PROBLEM TO SOLVE: From the entries below, list each line with "تاریخ".
•••
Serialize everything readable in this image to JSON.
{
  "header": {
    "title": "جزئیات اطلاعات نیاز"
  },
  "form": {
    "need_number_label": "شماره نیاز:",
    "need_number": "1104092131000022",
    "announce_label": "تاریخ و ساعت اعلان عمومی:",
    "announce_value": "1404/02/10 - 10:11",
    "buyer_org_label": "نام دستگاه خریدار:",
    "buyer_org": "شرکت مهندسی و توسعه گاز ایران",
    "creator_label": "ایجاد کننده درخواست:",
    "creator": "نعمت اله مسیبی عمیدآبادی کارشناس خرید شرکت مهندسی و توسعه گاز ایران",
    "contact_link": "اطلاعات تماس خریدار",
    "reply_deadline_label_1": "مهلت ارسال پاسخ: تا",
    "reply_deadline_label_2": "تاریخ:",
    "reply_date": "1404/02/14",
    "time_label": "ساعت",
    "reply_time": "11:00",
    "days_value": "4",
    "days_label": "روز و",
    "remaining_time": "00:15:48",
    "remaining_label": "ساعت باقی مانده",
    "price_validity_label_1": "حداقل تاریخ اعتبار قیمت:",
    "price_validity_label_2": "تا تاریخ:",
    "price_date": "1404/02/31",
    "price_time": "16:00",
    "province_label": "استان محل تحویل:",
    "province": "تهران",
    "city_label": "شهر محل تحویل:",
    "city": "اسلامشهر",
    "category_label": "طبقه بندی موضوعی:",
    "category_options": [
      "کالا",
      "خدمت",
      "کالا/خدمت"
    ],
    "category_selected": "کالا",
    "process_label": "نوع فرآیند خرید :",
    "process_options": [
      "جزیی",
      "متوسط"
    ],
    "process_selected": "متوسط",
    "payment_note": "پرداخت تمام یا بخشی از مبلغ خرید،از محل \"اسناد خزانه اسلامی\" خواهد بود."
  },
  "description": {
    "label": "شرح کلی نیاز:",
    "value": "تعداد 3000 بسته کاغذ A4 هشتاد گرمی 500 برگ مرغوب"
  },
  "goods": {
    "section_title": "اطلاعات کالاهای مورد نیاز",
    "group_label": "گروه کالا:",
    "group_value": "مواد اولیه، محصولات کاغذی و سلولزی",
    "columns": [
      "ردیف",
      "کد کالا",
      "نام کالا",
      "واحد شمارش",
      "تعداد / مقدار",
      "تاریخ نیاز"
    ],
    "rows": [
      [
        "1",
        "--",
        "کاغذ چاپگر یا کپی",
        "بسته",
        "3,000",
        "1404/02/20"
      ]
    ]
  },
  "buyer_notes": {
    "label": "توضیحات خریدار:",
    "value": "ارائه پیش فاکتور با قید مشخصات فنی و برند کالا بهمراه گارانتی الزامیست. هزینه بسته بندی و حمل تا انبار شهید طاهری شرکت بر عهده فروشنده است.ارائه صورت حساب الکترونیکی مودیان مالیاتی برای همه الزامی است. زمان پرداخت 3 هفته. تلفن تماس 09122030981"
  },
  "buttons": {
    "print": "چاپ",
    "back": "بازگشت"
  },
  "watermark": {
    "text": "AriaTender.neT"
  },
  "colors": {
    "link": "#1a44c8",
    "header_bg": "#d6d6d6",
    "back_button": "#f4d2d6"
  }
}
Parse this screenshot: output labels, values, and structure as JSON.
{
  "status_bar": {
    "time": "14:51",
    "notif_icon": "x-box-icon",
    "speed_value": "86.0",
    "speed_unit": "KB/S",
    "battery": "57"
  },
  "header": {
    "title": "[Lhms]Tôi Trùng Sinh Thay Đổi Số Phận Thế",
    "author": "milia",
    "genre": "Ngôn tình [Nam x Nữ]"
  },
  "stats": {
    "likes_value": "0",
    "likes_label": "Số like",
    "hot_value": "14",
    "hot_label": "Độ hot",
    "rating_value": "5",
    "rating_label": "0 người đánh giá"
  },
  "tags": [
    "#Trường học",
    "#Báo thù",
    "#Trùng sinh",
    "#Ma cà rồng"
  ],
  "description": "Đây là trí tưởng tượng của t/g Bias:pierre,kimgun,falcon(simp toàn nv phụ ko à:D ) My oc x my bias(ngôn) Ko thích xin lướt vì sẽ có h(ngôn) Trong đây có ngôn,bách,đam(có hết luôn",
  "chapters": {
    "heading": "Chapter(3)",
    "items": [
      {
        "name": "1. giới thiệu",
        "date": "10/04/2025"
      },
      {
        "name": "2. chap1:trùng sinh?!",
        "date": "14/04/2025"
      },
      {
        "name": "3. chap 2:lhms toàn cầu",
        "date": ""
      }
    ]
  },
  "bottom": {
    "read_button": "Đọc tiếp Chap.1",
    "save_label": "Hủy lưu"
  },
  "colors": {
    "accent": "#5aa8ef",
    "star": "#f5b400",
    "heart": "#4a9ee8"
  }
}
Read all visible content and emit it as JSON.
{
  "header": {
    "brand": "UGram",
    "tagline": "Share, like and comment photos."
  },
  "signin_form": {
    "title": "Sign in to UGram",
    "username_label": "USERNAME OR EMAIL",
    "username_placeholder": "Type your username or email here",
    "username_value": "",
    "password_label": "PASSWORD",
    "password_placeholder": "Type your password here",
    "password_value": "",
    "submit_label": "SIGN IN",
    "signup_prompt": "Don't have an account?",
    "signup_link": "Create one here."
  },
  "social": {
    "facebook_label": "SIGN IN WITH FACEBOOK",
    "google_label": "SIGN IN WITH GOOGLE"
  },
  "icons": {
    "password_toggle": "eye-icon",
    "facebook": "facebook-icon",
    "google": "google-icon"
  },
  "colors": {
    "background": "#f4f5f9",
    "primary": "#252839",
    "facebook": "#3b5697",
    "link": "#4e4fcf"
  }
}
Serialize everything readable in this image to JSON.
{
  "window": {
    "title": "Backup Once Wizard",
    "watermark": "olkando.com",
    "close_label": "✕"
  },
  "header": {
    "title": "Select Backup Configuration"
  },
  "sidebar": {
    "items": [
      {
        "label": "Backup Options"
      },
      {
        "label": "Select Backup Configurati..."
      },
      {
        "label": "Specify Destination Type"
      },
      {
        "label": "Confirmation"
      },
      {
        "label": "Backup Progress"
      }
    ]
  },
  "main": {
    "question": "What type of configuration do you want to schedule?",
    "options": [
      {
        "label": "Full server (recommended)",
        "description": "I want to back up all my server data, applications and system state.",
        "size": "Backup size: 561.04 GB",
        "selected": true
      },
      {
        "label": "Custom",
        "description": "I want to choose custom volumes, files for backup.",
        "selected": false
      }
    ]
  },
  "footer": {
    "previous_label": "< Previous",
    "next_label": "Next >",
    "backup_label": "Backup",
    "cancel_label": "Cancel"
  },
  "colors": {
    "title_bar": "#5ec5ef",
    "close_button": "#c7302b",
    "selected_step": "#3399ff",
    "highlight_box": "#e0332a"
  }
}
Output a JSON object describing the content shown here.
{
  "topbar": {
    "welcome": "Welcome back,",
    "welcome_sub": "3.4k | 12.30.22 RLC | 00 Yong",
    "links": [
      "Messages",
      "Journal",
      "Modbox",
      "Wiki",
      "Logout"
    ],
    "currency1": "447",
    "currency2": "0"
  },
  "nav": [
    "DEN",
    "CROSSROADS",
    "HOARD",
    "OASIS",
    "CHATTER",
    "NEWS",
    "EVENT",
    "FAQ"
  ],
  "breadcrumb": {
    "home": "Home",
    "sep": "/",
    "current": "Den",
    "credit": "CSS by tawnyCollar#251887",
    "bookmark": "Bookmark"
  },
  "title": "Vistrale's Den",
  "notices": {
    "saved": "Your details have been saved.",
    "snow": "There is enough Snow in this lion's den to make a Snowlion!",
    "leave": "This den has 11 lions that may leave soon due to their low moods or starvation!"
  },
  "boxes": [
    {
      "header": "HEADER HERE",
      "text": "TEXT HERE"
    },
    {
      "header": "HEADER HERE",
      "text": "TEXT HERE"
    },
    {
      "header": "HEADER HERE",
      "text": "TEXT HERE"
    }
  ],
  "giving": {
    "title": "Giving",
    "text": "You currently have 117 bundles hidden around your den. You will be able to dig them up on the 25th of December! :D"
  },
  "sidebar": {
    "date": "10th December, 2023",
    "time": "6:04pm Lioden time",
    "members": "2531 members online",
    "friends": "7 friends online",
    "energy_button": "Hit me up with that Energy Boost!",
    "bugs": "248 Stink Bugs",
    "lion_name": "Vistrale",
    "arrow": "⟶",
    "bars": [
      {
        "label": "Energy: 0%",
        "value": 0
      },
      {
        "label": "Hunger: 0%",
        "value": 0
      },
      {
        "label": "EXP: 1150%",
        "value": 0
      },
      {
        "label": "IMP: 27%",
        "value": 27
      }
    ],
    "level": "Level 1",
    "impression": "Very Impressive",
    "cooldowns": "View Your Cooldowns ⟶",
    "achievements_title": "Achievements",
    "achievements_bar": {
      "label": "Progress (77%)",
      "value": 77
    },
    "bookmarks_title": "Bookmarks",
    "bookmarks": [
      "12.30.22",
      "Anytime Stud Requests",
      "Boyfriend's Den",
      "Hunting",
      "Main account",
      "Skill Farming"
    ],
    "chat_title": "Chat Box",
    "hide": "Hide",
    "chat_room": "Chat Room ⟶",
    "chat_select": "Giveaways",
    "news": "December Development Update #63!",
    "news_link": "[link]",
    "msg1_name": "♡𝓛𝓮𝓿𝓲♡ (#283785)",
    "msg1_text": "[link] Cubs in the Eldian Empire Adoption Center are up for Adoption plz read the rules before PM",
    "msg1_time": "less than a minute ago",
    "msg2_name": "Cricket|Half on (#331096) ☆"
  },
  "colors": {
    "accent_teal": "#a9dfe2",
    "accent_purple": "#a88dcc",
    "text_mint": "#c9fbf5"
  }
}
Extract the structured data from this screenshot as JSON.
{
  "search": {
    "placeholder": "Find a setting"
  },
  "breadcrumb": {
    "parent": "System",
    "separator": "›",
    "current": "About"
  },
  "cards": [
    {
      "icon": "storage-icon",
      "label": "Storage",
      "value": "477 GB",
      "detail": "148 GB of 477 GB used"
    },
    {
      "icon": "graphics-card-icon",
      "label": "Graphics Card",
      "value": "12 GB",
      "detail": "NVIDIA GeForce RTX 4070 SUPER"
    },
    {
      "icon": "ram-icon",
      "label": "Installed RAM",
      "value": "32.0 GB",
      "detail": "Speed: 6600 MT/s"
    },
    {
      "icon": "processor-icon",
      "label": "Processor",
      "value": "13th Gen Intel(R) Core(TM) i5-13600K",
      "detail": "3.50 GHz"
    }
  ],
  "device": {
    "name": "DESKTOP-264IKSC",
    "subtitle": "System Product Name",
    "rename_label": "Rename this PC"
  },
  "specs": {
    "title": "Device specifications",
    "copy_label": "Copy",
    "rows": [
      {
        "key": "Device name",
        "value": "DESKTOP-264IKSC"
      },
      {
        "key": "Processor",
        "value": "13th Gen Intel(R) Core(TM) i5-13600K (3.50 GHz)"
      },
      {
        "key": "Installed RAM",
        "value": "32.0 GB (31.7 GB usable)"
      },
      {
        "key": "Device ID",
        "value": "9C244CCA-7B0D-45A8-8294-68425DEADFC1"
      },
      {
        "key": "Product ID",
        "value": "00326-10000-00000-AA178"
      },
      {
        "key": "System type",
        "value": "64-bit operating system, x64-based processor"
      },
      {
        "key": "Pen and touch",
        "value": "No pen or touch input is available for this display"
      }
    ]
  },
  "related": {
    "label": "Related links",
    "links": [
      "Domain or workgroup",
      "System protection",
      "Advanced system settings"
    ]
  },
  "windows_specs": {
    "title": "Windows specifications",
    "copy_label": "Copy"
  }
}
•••
WRITTEN SOLUTION:
    "announce_label": "تاریخ و ساعت اعلان عمومی:",
    "reply_deadline_label_2": "تاریخ:",
    "price_validity_label_1": "حداقل تاریخ اعتبار قیمت:",
    "price_validity_label_2": "تا تاریخ:",
      "تاریخ نیاز"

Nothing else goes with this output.